When Rashid was a teenager, he had been afflicted with cerebral malaria - the type that drove people insane. Thanks to the rains that year, milk was cheap. Rashid got just about everything he asked for and recovered in just months. During the year that followed Rashid became an active participant in the local politics, rallying young men around certain causes that he argued would be beneficial in a few decades. Many of the youth were opposed to his plans. Undaunted, Rashid broadened his ambitions and grew more active. And then one day, without explanation, he mentioned nothing of his plans and grew quiet and withdrawn.
“Go on writing my dear one,” Ibren said to Yusuf.
“There’s something I have concealed from you. I have thought about it and now I must tell you. Bear the news with strength and do not fall down to its effect. An ugly thing befell us. On the day that I lost my firearm under the army’s torture, your step-mother suffered badly too. I did not want to tell you this because you were not aware that I had married a second wife. The wedding was only possible because of the money you sent last year. The goat I thanked you for was slaughtered for the wedding. My second wife is a young woman; I married her because I needed someone to take care of me when I can no longer walk. I hope you will understand this beloved one.
“Anyway, your stepmother was badly hurt by the savages, the military. I had produced the gun; I don’t know why she had to go through that. Four of them ravaged her,” The old man hastily drew off his head turban and covered his face in it. “Allah! Allah!” He wept.
“She was carried on a camel to the local hospital here in El-Adawa where they treated her wounds. She cannot sleep and has had nightmares since. It kept us all awake. She is pregnant now; I don’t even know whose child it is. I have no way of knowing until maybe we see the child. If it’s theirs, we would certainly know. Besides all that, how can I make her forget what she had experienced? I had to send her to her parents where she has been staying for some time now. There was nothing I could do to heal her; what could I do? Allah will help for sure. May he help all of us. May the winged horse I saw in the dream turn out to be an aeroplane of your own.
“Lastly, you mentioned that you were coming this week; that was what you said in your last message. What happened? We thought you would be here already. So much love to you my son. Please do come and see us as soon as possible.
The old man produced a small, creased envelope from his pocket. Yusuf handed him the letter. Ibren folded it, put it in the envelope, sealed it and gave it back to Yusuf.
“Address it to Rashid Ibren Issak,” he said. Yusuf did as he was told.
“Be blessed,” said the old man and walked away holding the envelope.
He crossed the road to where the relief car was loading up medicine for the injured people. He went to the driver’s window.
“Eldana?” He asked. The driver nodded and Ibren handed over the letter and a twenty shillings coin.
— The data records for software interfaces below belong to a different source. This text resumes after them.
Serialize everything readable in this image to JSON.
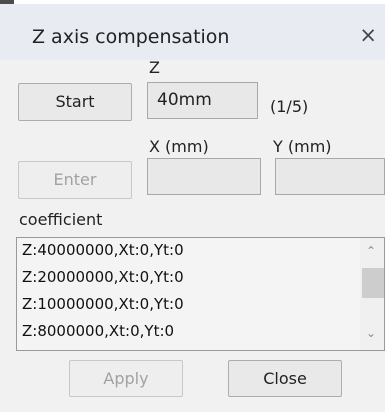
{
  "dialog": {
    "title": "Z axis compensation",
    "close_glyph": "×"
  },
  "z": {
    "label": "Z",
    "value": "40mm",
    "progress": "(1/5)"
  },
  "buttons": {
    "start": "Start",
    "enter": "Enter",
    "apply": "Apply",
    "close": "Close"
  },
  "xy": {
    "x_label": "X (mm)",
    "y_label": "Y (mm)",
    "x_value": "",
    "y_value": ""
  },
  "coefficient": {
    "label": "coefficient",
    "rows": [
      "Z:40000000,Xt:0,Yt:0",
      "Z:20000000,Xt:0,Yt:0",
      "Z:10000000,Xt:0,Yt:0",
      "Z:8000000,Xt:0,Yt:0"
    ]
  },
  "scrollbar": {
    "up_icon": "chevron-up-icon",
    "down_icon": "chevron-down-icon"
  }
}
"Please give it to my son. He works for the relief agency too."
The driver looked at the envelope and squinted, then he looked back at the old man with enquiry.
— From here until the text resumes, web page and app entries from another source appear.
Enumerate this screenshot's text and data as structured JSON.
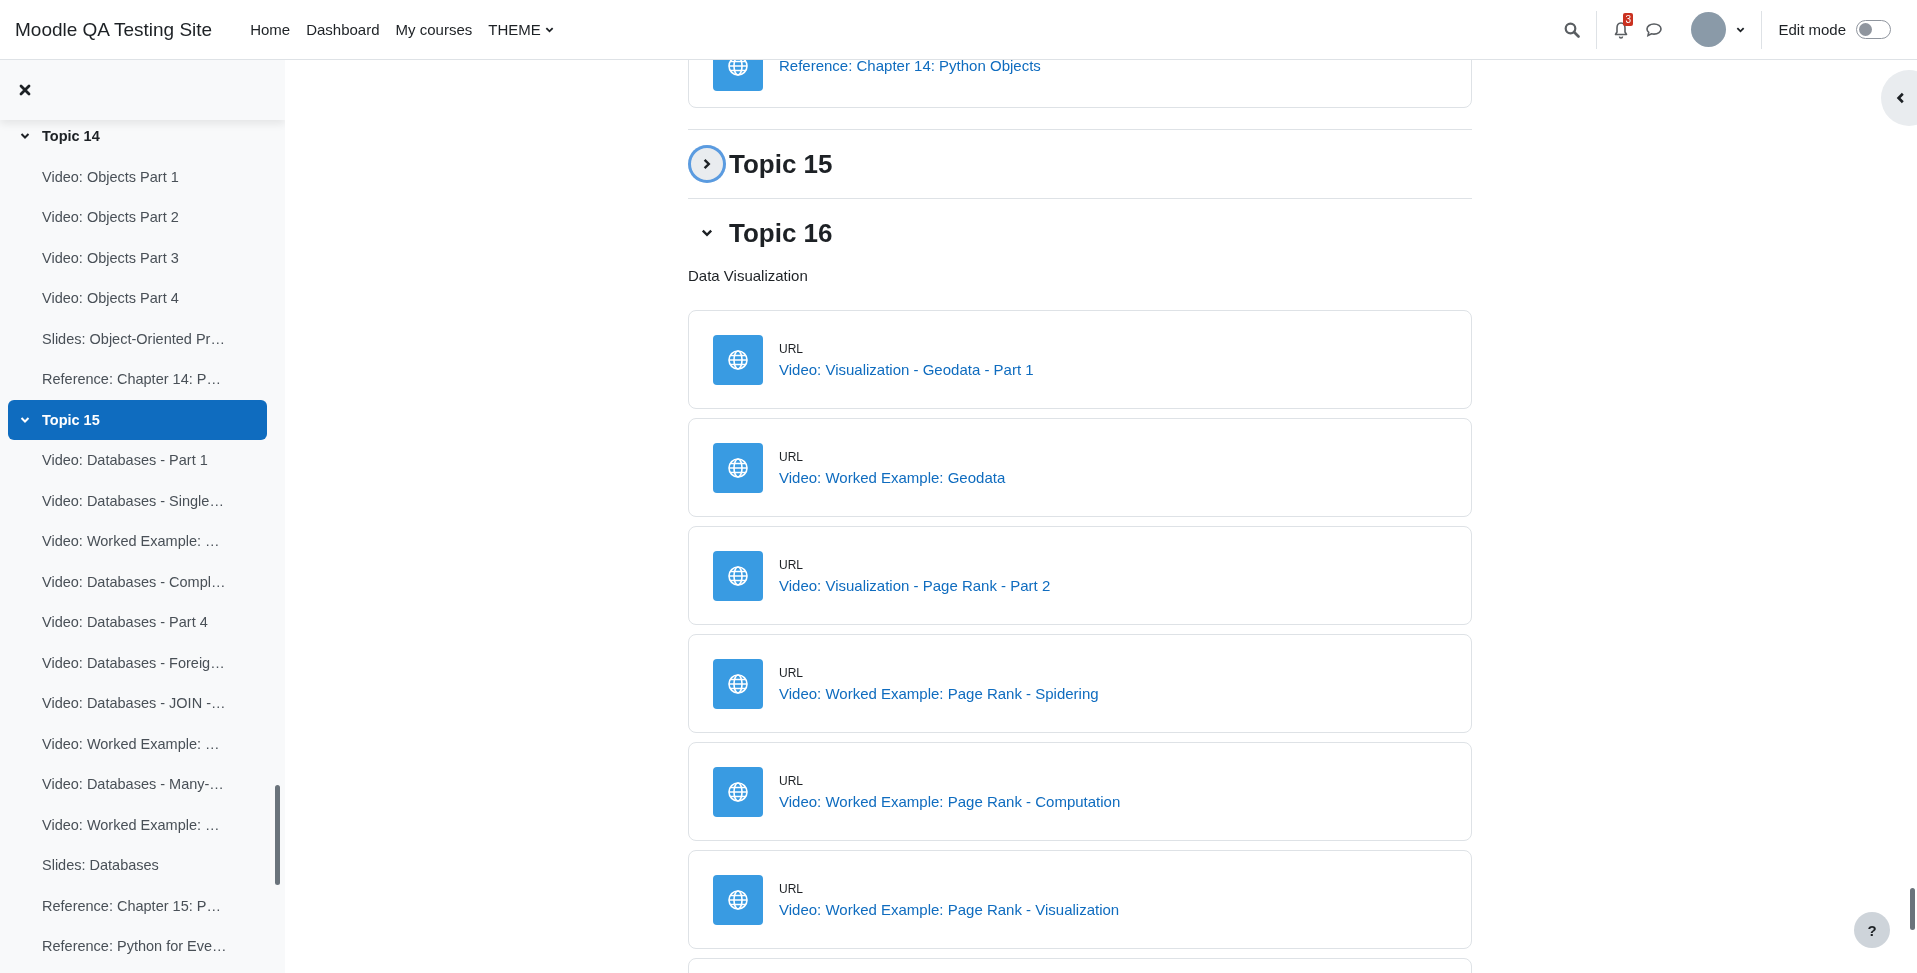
{
  "header": {
    "site_name": "Moodle QA Testing Site",
    "nav": [
      {
        "label": "Home",
        "dropdown": false
      },
      {
        "label": "Dashboard",
        "dropdown": false
      },
      {
        "label": "My courses",
        "dropdown": false
      },
      {
        "label": "THEME",
        "dropdown": true
      }
    ],
    "notification_count": "3",
    "edit_mode": {
      "label": "Edit mode",
      "on": false
    }
  },
  "sidebar": {
    "sections": [
      {
        "title": "Topic 14",
        "expanded": true,
        "selected": false,
        "items": [
          "Video: Objects Part 1",
          "Video: Objects Part 2",
          "Video: Objects Part 3",
          "Video: Objects Part 4",
          "Slides: Object-Oriented Pr…",
          "Reference: Chapter 14: P…"
        ]
      },
      {
        "title": "Topic 15",
        "expanded": true,
        "selected": true,
        "items": [
          "Video: Databases - Part 1",
          "Video: Databases - Single…",
          "Video: Worked Example: …",
          "Video: Databases - Compl…",
          "Video: Databases - Part 4",
          "Video: Databases - Foreig…",
          "Video: Databases - JOIN -…",
          "Video: Worked Example: …",
          "Video: Databases - Many-…",
          "Video: Worked Example: …",
          "Slides: Databases",
          "Reference: Chapter 15: P…",
          "Reference: Python for Eve…"
        ]
      }
    ]
  },
  "content": {
    "top_card": {
      "link": "Reference: Chapter 14: Python Objects"
    },
    "sections": [
      {
        "title": "Topic 15",
        "expanded": false,
        "focused": true
      },
      {
        "title": "Topic 16",
        "expanded": true,
        "focused": false,
        "description": "Data Visualization",
        "activities": [
          {
            "type": "URL",
            "name": "Video: Visualization - Geodata - Part 1"
          },
          {
            "type": "URL",
            "name": "Video: Worked Example: Geodata"
          },
          {
            "type": "URL",
            "name": "Video: Visualization - Page Rank - Part 2"
          },
          {
            "type": "URL",
            "name": "Video: Worked Example: Page Rank - Spidering"
          },
          {
            "type": "URL",
            "name": "Video: Worked Example: Page Rank - Computation"
          },
          {
            "type": "URL",
            "name": "Video: Worked Example: Page Rank - Visualization"
          }
        ]
      }
    ]
  },
  "help_button": "?"
}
“What’s the matter?” The old man said.
“This name looks too familiar,” said the driver. “You see, as you know I was driving the bus that was fired at yesterday. Nobody in Eldana knew the young man who was killed, but his identification document says he is from here. I brought it with me and gave it to the local police. I am not sure if his last name was Issak but I am pretty sure about the Rashid Ibren part.”
“If it’s my Rashid,” thought Ibren as he walked home that night, “I should have known it from the dream I dreamt.”